On Aug 31, 2013, at 7:11 PM, Jerry Becker <jbecker@SIU.EDU> wrote:
> The limitations in the usefulness of computers in assessing mathematics is ironic because computers are central to doing mathematics outside the classroom in everything from simple business calculations to research in many subjects, including pure mathematics. This is not yet reflected in schools where computers and calculators are currently a useful supplement, rather than a powerful replacement for traditional routine procedures. Current curricula and tests mean that most students lack any fluency in the use of spreadsheets, computer algebra systems, graphers, dynamic geometry packages and (the ultimate mathematical computing tool) programming. These tools would enable them to realize the power of the computer to develop and support their mathematical thinking. But these aspects of mathematics are not yet integral to most curricula, or to CCSS. This suggests the following questions for the future: > > * Can computer-based assessments incorporate the authentic use of computers as a mathematical tool?

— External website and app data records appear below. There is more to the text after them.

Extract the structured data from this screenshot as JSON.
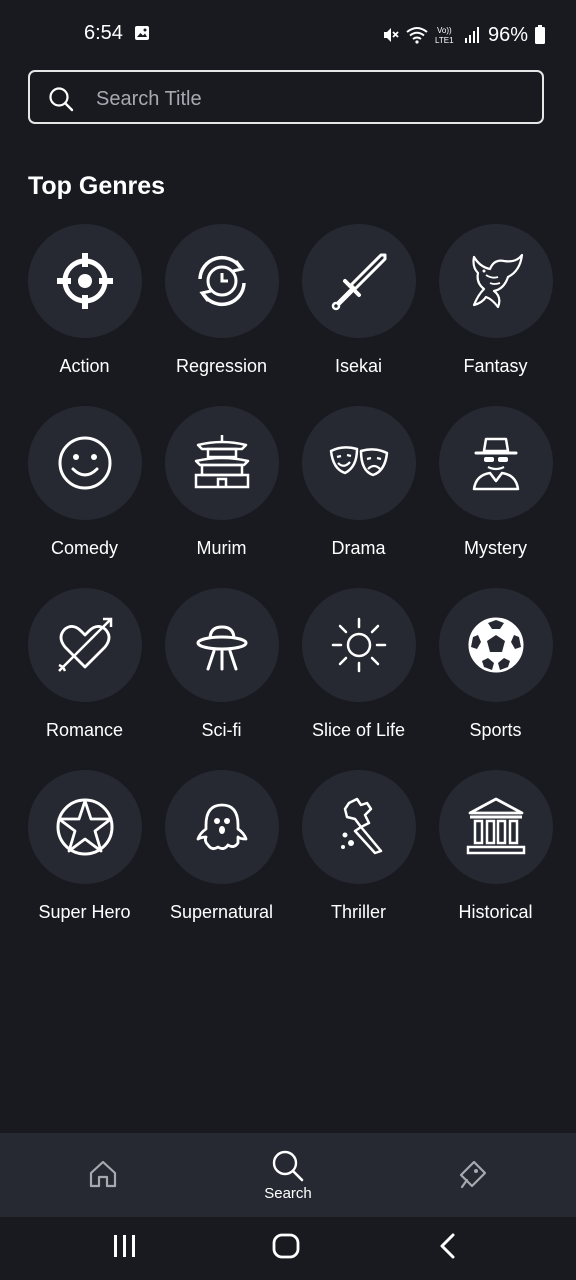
{
  "status_bar": {
    "time": "6:54",
    "battery": "96%",
    "network": "LTE1"
  },
  "search": {
    "placeholder": "Search Title",
    "value": ""
  },
  "section_title": "Top Genres",
  "genres": [
    {
      "label": "Action",
      "icon": "crosshair-icon"
    },
    {
      "label": "Regression",
      "icon": "time-rewind-icon"
    },
    {
      "label": "Isekai",
      "icon": "sword-icon"
    },
    {
      "label": "Fantasy",
      "icon": "dragon-icon"
    },
    {
      "label": "Comedy",
      "icon": "smiley-icon"
    },
    {
      "label": "Murim",
      "icon": "pagoda-icon"
    },
    {
      "label": "Drama",
      "icon": "theater-masks-icon"
    },
    {
      "label": "Mystery",
      "icon": "detective-icon"
    },
    {
      "label": "Romance",
      "icon": "heart-arrow-icon"
    },
    {
      "label": "Sci-fi",
      "icon": "ufo-icon"
    },
    {
      "label": "Slice of Life",
      "icon": "sun-icon"
    },
    {
      "label": "Sports",
      "icon": "soccer-ball-icon"
    },
    {
      "label": "Super Hero",
      "icon": "star-badge-icon"
    },
    {
      "label": "Supernatural",
      "icon": "ghost-icon"
    },
    {
      "label": "Thriller",
      "icon": "knife-hand-icon"
    },
    {
      "label": "Historical",
      "icon": "museum-icon"
    }
  ],
  "bottom_nav": {
    "home_label": "",
    "search_label": "Search",
    "tag_label": ""
  },
  "colors": {
    "background": "#181a20",
    "surface": "#262932",
    "text": "#ffffff",
    "placeholder": "#a7a9b0"
  }
}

If students are fluent in the use of spreadsheets and the other tools just mentioned, then the computer will become a more natural medium for working, and assessment tasks can be set, to be answered using these authentic mathematical computing tools. This will require changes to the taught curriculum to include the practical use of computers in mathematics - a worthwhile end in itself. Students will learn transferable mathematical IT skills with relevance beyond their school's brand of online test platform.

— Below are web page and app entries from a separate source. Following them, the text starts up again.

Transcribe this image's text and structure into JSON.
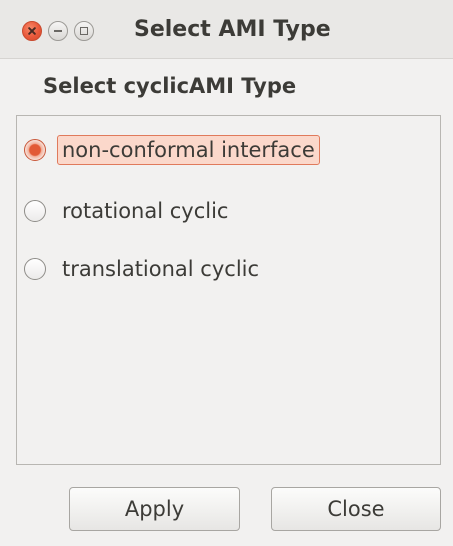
{
  "window": {
    "title": "Select AMI Type",
    "controls": [
      "close-icon",
      "minimize-icon",
      "maximize-icon"
    ]
  },
  "group": {
    "title": "Select cyclicAMI Type",
    "options": [
      {
        "label": "non-conformal interface",
        "checked": true
      },
      {
        "label": "rotational cyclic",
        "checked": false
      },
      {
        "label": "translational cyclic",
        "checked": false
      }
    ]
  },
  "buttons": {
    "apply_label": "Apply",
    "close_label": "Close"
  },
  "colors": {
    "accent": "#e25a36",
    "focus_bg": "#fbd8cb",
    "text": "#3c3b37"
  }
}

All the work the author put into this piece, only to be undone by its basic premise. That computers can play an active role in cognitive development. The author is correct when he states that that computers have never found a place in mathematics curriculum. Not even after the last 60 years of their existence. Even after an uncountable number of attempts. And it will be true for the next 100 years.

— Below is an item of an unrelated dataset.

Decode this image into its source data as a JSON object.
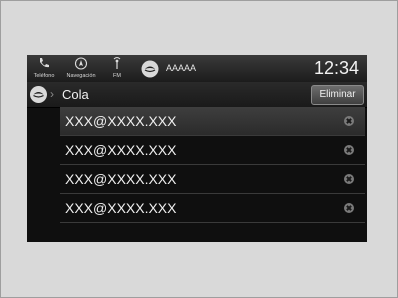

Yet, those who do well in mathematics have had no problems using a computer, or a spreadsheet, or a calculator.
One thing should be certain in any educator's mind, and it is in most. Computers have nothing directly to do with teaching mathematics. Art will never derive from the tools the artist uses.
Teach the students mathematics and reasoning, and you will not have to teach them how to use a computer.